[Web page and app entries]

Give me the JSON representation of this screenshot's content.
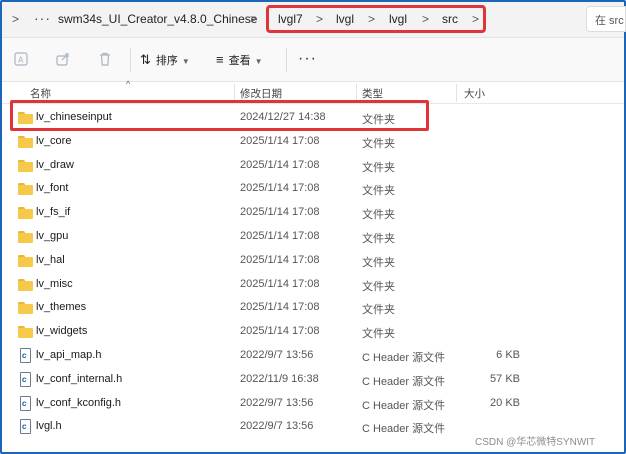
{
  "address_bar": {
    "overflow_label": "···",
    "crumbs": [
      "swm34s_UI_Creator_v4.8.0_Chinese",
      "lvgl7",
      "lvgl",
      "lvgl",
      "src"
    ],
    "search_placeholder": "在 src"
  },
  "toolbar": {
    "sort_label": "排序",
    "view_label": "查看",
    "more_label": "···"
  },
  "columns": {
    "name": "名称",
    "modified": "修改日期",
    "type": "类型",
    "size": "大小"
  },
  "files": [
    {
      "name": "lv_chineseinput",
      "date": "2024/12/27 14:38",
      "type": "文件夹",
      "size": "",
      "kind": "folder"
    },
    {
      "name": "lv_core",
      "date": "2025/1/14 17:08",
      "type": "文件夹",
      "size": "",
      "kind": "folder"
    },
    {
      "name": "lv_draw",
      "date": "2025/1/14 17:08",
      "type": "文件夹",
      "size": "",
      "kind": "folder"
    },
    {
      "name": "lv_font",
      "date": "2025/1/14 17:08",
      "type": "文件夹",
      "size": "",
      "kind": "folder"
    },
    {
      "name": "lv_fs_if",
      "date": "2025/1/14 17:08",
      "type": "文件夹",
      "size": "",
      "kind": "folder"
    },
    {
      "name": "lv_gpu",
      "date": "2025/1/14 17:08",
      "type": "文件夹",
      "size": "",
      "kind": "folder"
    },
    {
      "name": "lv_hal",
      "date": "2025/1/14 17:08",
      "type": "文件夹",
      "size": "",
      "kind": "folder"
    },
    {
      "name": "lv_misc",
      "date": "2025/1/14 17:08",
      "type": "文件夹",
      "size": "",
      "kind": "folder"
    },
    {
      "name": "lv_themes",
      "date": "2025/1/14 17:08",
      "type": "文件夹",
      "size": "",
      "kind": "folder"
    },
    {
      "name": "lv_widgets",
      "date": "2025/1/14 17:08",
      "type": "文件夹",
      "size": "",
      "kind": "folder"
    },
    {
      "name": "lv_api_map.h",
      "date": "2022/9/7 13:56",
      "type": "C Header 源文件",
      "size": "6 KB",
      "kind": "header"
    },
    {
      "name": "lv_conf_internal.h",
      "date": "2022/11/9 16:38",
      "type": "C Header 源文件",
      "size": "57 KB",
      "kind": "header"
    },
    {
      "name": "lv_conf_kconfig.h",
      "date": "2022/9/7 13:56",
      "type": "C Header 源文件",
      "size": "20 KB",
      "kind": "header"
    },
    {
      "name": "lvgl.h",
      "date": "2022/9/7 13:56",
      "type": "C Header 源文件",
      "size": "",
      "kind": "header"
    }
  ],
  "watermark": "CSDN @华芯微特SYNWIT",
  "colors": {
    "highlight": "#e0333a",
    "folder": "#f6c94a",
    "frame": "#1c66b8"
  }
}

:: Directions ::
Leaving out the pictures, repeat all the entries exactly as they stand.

:: Written reply ::
Give me the JSON representation of this screenshot's content.
{
  "address_bar": {
    "overflow_label": "···",
    "crumbs": [
      "swm34s_UI_Creator_v4.8.0_Chinese",
      "lvgl7",
      "lvgl",
      "lvgl",
      "src"
    ],
    "search_placeholder": "在 src"
  },
  "toolbar": {
    "sort_label": "排序",
    "view_label": "查看",
    "more_label": "···"
  },
  "columns": {
    "name": "名称",
    "modified": "修改日期",
    "type": "类型",
    "size": "大小"
  },
  "files": [
    {
      "name": "lv_chineseinput",
      "date": "2024/12/27 14:38",
      "type": "文件夹",
      "size": "",
      "kind": "folder"
    },
    {
      "name": "lv_core",
      "date": "2025/1/14 17:08",
      "type": "文件夹",
      "size": "",
      "kind": "folder"
    },
    {
      "name": "lv_draw",
      "date": "2025/1/14 17:08",
      "type": "文件夹",
      "size": "",
      "kind": "folder"
    },
    {
      "name": "lv_font",
      "date": "2025/1/14 17:08",
      "type": "文件夹",
      "size": "",
      "kind": "folder"
    },
    {
      "name": "lv_fs_if",
      "date": "2025/1/14 17:08",
      "type": "文件夹",
      "size": "",
      "kind": "folder"
    },
    {
      "name": "lv_gpu",
      "date": "2025/1/14 17:08",
      "type": "文件夹",
      "size": "",
      "kind": "folder"
    },
    {
      "name": "lv_hal",
      "date": "2025/1/14 17:08",
      "type": "文件夹",
      "size": "",
      "kind": "folder"
    },
    {
      "name": "lv_misc",
      "date": "2025/1/14 17:08",
      "type": "文件夹",
      "size": "",
      "kind": "folder"
    },
    {
      "name": "lv_themes",
      "date": "2025/1/14 17:08",
      "type": "文件夹",
      "size": "",
      "kind": "folder"
    },
    {
      "name": "lv_widgets",
      "date": "2025/1/14 17:08",
      "type": "文件夹",
      "size": "",
      "kind": "folder"
    },
    {
      "name": "lv_api_map.h",
      "date": "2022/9/7 13:56",
      "type": "C Header 源文件",
      "size": "6 KB",
      "kind": "header"
    },
    {
      "name": "lv_conf_internal.h",
      "date": "2022/11/9 16:38",
      "type": "C Header 源文件",
      "size": "57 KB",
      "kind": "header"
    },
    {
      "name": "lv_conf_kconfig.h",
      "date": "2022/9/7 13:56",
      "type": "C Header 源文件",
      "size": "20 KB",
      "kind": "header"
    },
    {
      "name": "lvgl.h",
      "date": "2022/9/7 13:56",
      "type": "C Header 源文件",
      "size": "",
      "kind": "header"
    }
  ],
  "watermark": "CSDN @华芯微特SYNWIT",
  "colors": {
    "highlight": "#e0333a",
    "folder": "#f6c94a",
    "frame": "#1c66b8"
  }
}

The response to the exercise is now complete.